Microsoft Office Tutorials and References
In Depth Information
Creating a List
Working with Lists
• Numbered list. Good for instructions or expressing priorities, this kind of list
begins each item with a number.
• Multilevel list. Choose a multilevel list to give your list hierarchical sections.
Use this kind of list for an outline or a document where each new paragraph is
a new section or subsection.
Whichever kind of list you choose, Word makes sure your list looks good, taking
care of spacing and keeping track of any numbering or levels.
Creating a List
To create a list, click the Home tab and, in the Paragraph section, click the button for
the kind of list you want, as shown in Figure 2-15. Or use these keyboard shortcuts:
• Bulleted list: Alt, H, U
• Numbered list: Alt, H, N
• Multilevel list: Alt, H, M
When you use keyboard shortcuts, these keystroke combinations open a formatting
menu for the kind of list you chose (you can see these in Figures 2-19, 2-20, and 2-21).
Use the arrow keys to choose a style, and then press Enter to apply it.
You can position the cursor on a new line, create the list, and then start typing. Each
time you press Enter, Word creates a new list item. To end the list and go back to
normal paragraphs, click the list button again to turn it off.
If you’ve already typed some text and want to turn it into a list, select the text you
want to convert, and then click Home and select the kind of list you want, or use the
keyboard shortcuts listed above. Word converts the selected text to the kind of list
Tip: Thanks to Word’s Autoformat As You Type feature, you can also create a bulleted or numbered list by
typing a special character at the beginning of each line. Page 126 tells you how.
Formatting a List
Word gives you several different options for formatting your lists. To see them, click
the down arrow to the right of the button for the kind of list you’re formatting, or use
the keyboard shortcuts listed above. Doing so opens a menu whose options depend
on the kind of list you’re formatting.
Formatting a bulleted list
Figure 2-19 shows the options for the different styles of bullets Word offers. As you

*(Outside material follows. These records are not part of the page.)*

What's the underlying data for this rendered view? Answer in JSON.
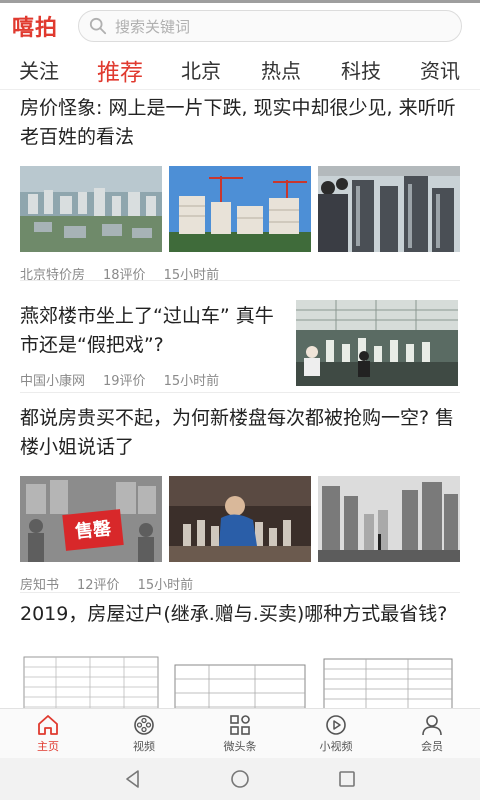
{
  "app": {
    "logo": "嘻拍"
  },
  "search": {
    "placeholder": "搜索关键词"
  },
  "tabs": [
    {
      "label": "关注",
      "active": false
    },
    {
      "label": "推荐",
      "active": true
    },
    {
      "label": "北京",
      "active": false
    },
    {
      "label": "热点",
      "active": false
    },
    {
      "label": "科技",
      "active": false
    },
    {
      "label": "资讯",
      "active": false
    }
  ],
  "articles": [
    {
      "title": "房价怪象: 网上是一片下跌, 现实中却很少见, 来听听老百姓的看法",
      "source": "北京特价房",
      "comments": "18评价",
      "time": "15小时前",
      "images": [
        "aerial-city-photo",
        "apartment-towers-photo",
        "crowd-towers-photo"
      ]
    },
    {
      "title": "燕郊楼市坐上了“过山车” 真牛市还是“假把戏”?",
      "source": "中国小康网",
      "comments": "19评价",
      "time": "15小时前",
      "images": [
        "sales-model-photo"
      ]
    },
    {
      "title": "都说房贵买不起，为何新楼盘每次都被抢购一空? 售楼小姐说话了",
      "source": "房知书",
      "comments": "12评价",
      "time": "15小时前",
      "sign_text": "售罄",
      "images": [
        "sold-out-sign-photo",
        "model-viewer-photo",
        "street-towers-photo"
      ]
    },
    {
      "title": "2019，房屋过户(继承.赠与.买卖)哪种方式最省钱?",
      "images": [
        "document-table-1",
        "document-table-2",
        "document-table-3"
      ]
    }
  ],
  "bottom_nav": [
    {
      "label": "主页",
      "icon": "home-icon",
      "active": true
    },
    {
      "label": "视频",
      "icon": "film-reel-icon",
      "active": false
    },
    {
      "label": "微头条",
      "icon": "grid-icon",
      "active": false
    },
    {
      "label": "小视频",
      "icon": "play-circle-icon",
      "active": false
    },
    {
      "label": "会员",
      "icon": "user-icon",
      "active": false
    }
  ],
  "colors": {
    "accent": "#e03a2f",
    "text": "#222222",
    "meta": "#8a8a8a"
  }
}
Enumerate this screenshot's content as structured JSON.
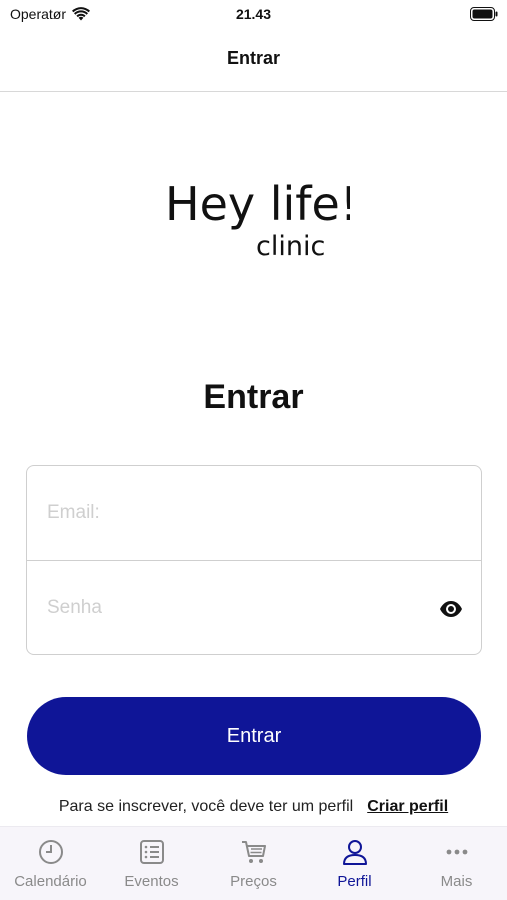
{
  "status_bar": {
    "carrier": "Operatør",
    "time": "21.43"
  },
  "nav": {
    "title": "Entrar"
  },
  "logo": {
    "line1": "Hey life!",
    "line2": "clinic"
  },
  "login": {
    "heading": "Entrar",
    "email_placeholder": "Email:",
    "password_placeholder": "Senha",
    "submit_label": "Entrar"
  },
  "signup": {
    "text": "Para se inscrever, você deve ter um perfil",
    "link": "Criar perfil"
  },
  "tabs": [
    {
      "label": "Calendário",
      "icon": "clock-icon",
      "active": false
    },
    {
      "label": "Eventos",
      "icon": "list-icon",
      "active": false
    },
    {
      "label": "Preços",
      "icon": "cart-icon",
      "active": false
    },
    {
      "label": "Perfil",
      "icon": "person-icon",
      "active": true
    },
    {
      "label": "Mais",
      "icon": "more-dots-icon",
      "active": false
    }
  ],
  "colors": {
    "primary": "#0f1597",
    "inactive_tab": "#8a8a8a",
    "tab_bar_bg": "#f7f5fa"
  }
}
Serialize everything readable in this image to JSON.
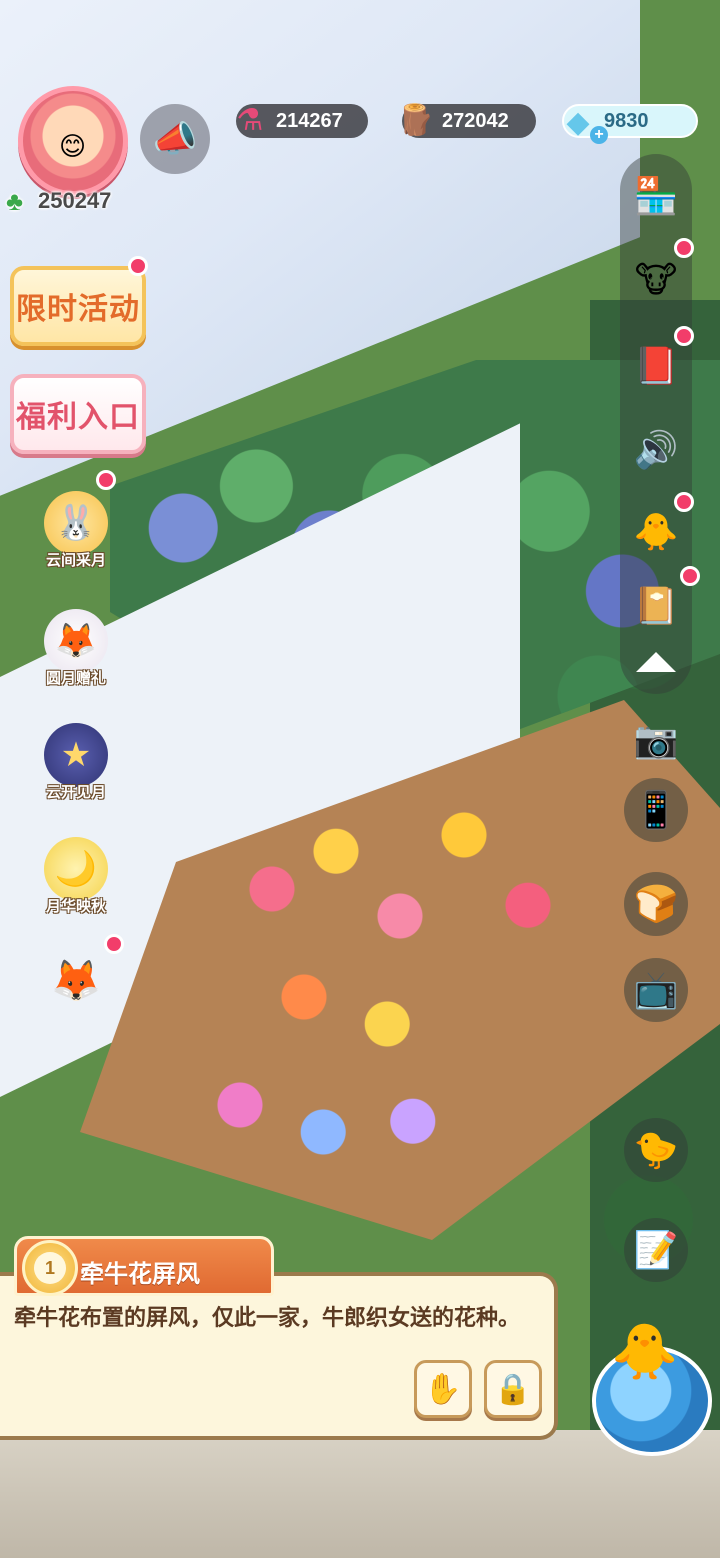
{
  "player": {
    "likes": "250247",
    "avatar_icon": "girl-avatar-icon"
  },
  "resources": {
    "potion": "214267",
    "wood": "272042",
    "gems": "9830",
    "gem_add": "+"
  },
  "left_buttons": {
    "event": "限时活动",
    "welfare": "福利入口"
  },
  "event_characters": [
    {
      "label": "云间采月",
      "icon": "bunny-girl-icon"
    },
    {
      "label": "圆月赠礼",
      "icon": "white-fox-icon"
    },
    {
      "label": "云开见月",
      "icon": "star-hat-icon"
    },
    {
      "label": "月华映秋",
      "icon": "moon-girl-icon"
    }
  ],
  "right_bar": {
    "items": [
      "shop-icon",
      "cow-friends-icon",
      "book-icon",
      "speaker-icon",
      "chick-wing-icon",
      "journal-icon"
    ],
    "collapse": "collapse-arrow-icon"
  },
  "right_tools": [
    "camera-icon",
    "phone-icon",
    "bun-pile-icon",
    "tv-icon",
    "couple-chick-icon",
    "notebook-icon"
  ],
  "info_panel": {
    "rank": "1",
    "title": "牵牛花屏风",
    "description": "牵牛花布置的屏风，仅此一家，牛郎织女送的花种。",
    "buttons": [
      "move-icon",
      "lock-icon"
    ]
  },
  "colors": {
    "accent_orange": "#e06a32",
    "panel_bg": "#fdf6dc",
    "reddot": "#f23d6a"
  }
}
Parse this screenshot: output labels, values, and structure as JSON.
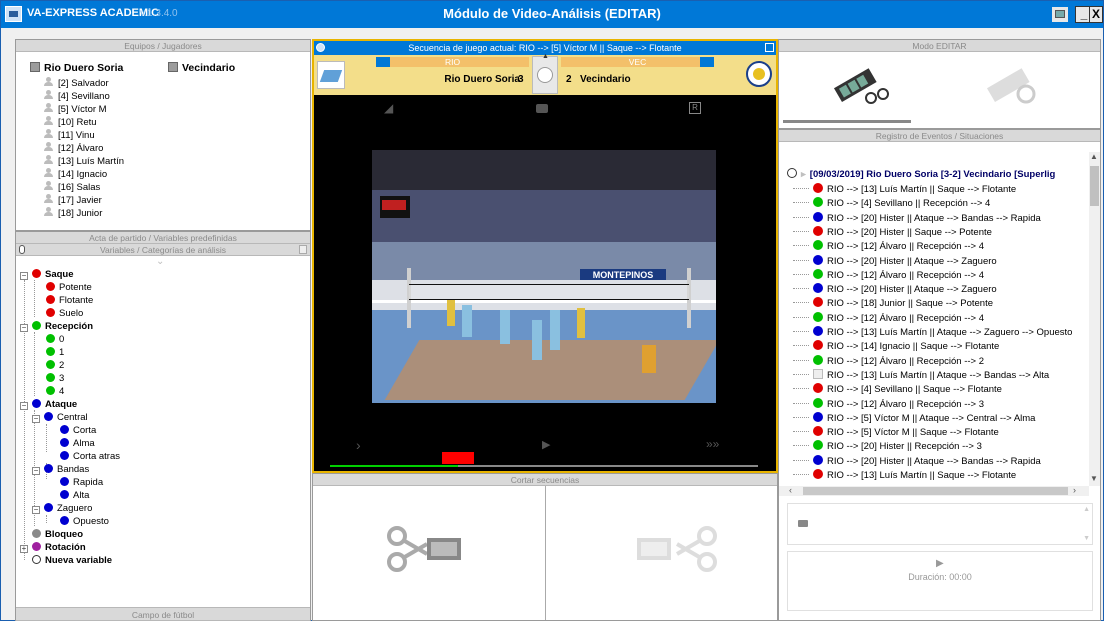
{
  "window": {
    "app_name": "VA-EXPRESS ACADEMIC",
    "version": "v.1.3.4.0",
    "title": "Módulo de Video-Análisis (EDITAR)",
    "minimize_label": "_",
    "close_label": "X"
  },
  "left": {
    "teams_header": "Equipos / Jugadores",
    "home_team": "Rio Duero Soria",
    "away_team": "Vecindario",
    "players": [
      "[2] Salvador",
      "[4] Sevillano",
      "[5] Víctor M",
      "[10] Retu",
      "[11] Vinu",
      "[12] Álvaro",
      "[13] Luís Martín",
      "[14] Ignacio",
      "[16] Salas",
      "[17] Javier",
      "[18] Junior"
    ],
    "acta_header": "Acta de partido / Variables predefinidas",
    "variables_header": "Variables / Categorías de análisis",
    "campo_footer": "Campo de fútbol"
  },
  "tree": {
    "saque": "Saque",
    "potente": "Potente",
    "flotante": "Flotante",
    "suelo": "Suelo",
    "recepcion": "Recepción",
    "r0": "0",
    "r1": "1",
    "r2": "2",
    "r3": "3",
    "r4": "4",
    "ataque": "Ataque",
    "central": "Central",
    "corta": "Corta",
    "alma": "Alma",
    "corta_atras": "Corta atras",
    "bandas": "Bandas",
    "rapida": "Rapida",
    "alta": "Alta",
    "zaguero": "Zaguero",
    "opuesto": "Opuesto",
    "bloqueo": "Bloqueo",
    "rotacion": "Rotación",
    "nueva": "Nueva variable"
  },
  "video": {
    "sequence": "Secuencia de juego actual:  RIO --> [5] Víctor M  ||  Saque --> Flotante",
    "home_abbr": "RIO",
    "away_abbr": "VEC",
    "home_name": "Rio Duero Soria",
    "home_score": "3",
    "away_score": "2",
    "away_name": "Vecindario",
    "banner_text": "MONTEPINOS",
    "progress": 0.3,
    "cut_header": "Cortar secuencias"
  },
  "right": {
    "mode_header": "Modo EDITAR",
    "log_header": "Registro de Eventos / Situaciones",
    "match_title": "[09/03/2019]  Rio Duero Soria [3-2] Vecindario  [Superlig",
    "events": [
      {
        "text": "RIO --> [13] Luís Martín  ||  Saque --> Flotante",
        "color": "#e00000"
      },
      {
        "text": "RIO --> [4] Sevillano  ||  Recepción --> 4",
        "color": "#00c000"
      },
      {
        "text": "RIO --> [20] Hister  ||  Ataque --> Bandas --> Rapida",
        "color": "#0000d0"
      },
      {
        "text": "RIO --> [20] Hister  ||  Saque --> Potente",
        "color": "#e00000"
      },
      {
        "text": "RIO --> [12] Álvaro  ||  Recepción --> 4",
        "color": "#00c000"
      },
      {
        "text": "RIO --> [20] Hister  ||  Ataque --> Zaguero",
        "color": "#0000d0"
      },
      {
        "text": "RIO --> [12] Álvaro  ||  Recepción --> 4",
        "color": "#00c000"
      },
      {
        "text": "RIO --> [20] Hister  ||  Ataque --> Zaguero",
        "color": "#0000d0"
      },
      {
        "text": "RIO --> [18] Junior  ||  Saque --> Potente",
        "color": "#e00000"
      },
      {
        "text": "RIO --> [12] Álvaro  ||  Recepción --> 4",
        "color": "#00c000"
      },
      {
        "text": "RIO --> [13] Luís Martín  ||  Ataque --> Zaguero --> Opuesto",
        "color": "#0000d0"
      },
      {
        "text": "RIO --> [14] Ignacio  ||  Saque --> Flotante",
        "color": "#e00000"
      },
      {
        "text": "RIO --> [12] Álvaro  ||  Recepción --> 2",
        "color": "#00c000"
      },
      {
        "text": "RIO --> [13] Luís Martín  ||  Ataque --> Bandas --> Alta",
        "color": "#d8d8d8"
      },
      {
        "text": "RIO --> [4] Sevillano  ||  Saque --> Flotante",
        "color": "#e00000"
      },
      {
        "text": "RIO --> [12] Álvaro  ||  Recepción --> 3",
        "color": "#00c000"
      },
      {
        "text": "RIO --> [5] Víctor M  ||  Ataque --> Central --> Alma",
        "color": "#0000d0"
      },
      {
        "text": "RIO --> [5] Víctor M  ||  Saque --> Flotante",
        "color": "#e00000"
      },
      {
        "text": "RIO --> [20] Hister  ||  Recepción --> 3",
        "color": "#00c000"
      },
      {
        "text": "RIO --> [20] Hister  ||  Ataque --> Bandas --> Rapida",
        "color": "#0000d0"
      },
      {
        "text": "RIO --> [13] Luís Martín  ||  Saque --> Flotante",
        "color": "#e00000"
      }
    ],
    "duration": "Duración: 00:00"
  },
  "colors": {
    "accent": "#0078d7",
    "video_frame": "#e8b400",
    "saque": "#e00000",
    "recepcion": "#00c000",
    "ataque": "#0000d0",
    "rotacion": "#a020a0"
  }
}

move the mouse pointer over the choices, the list in your document changes to show
how that style looks with your list. Click any button to apply its style.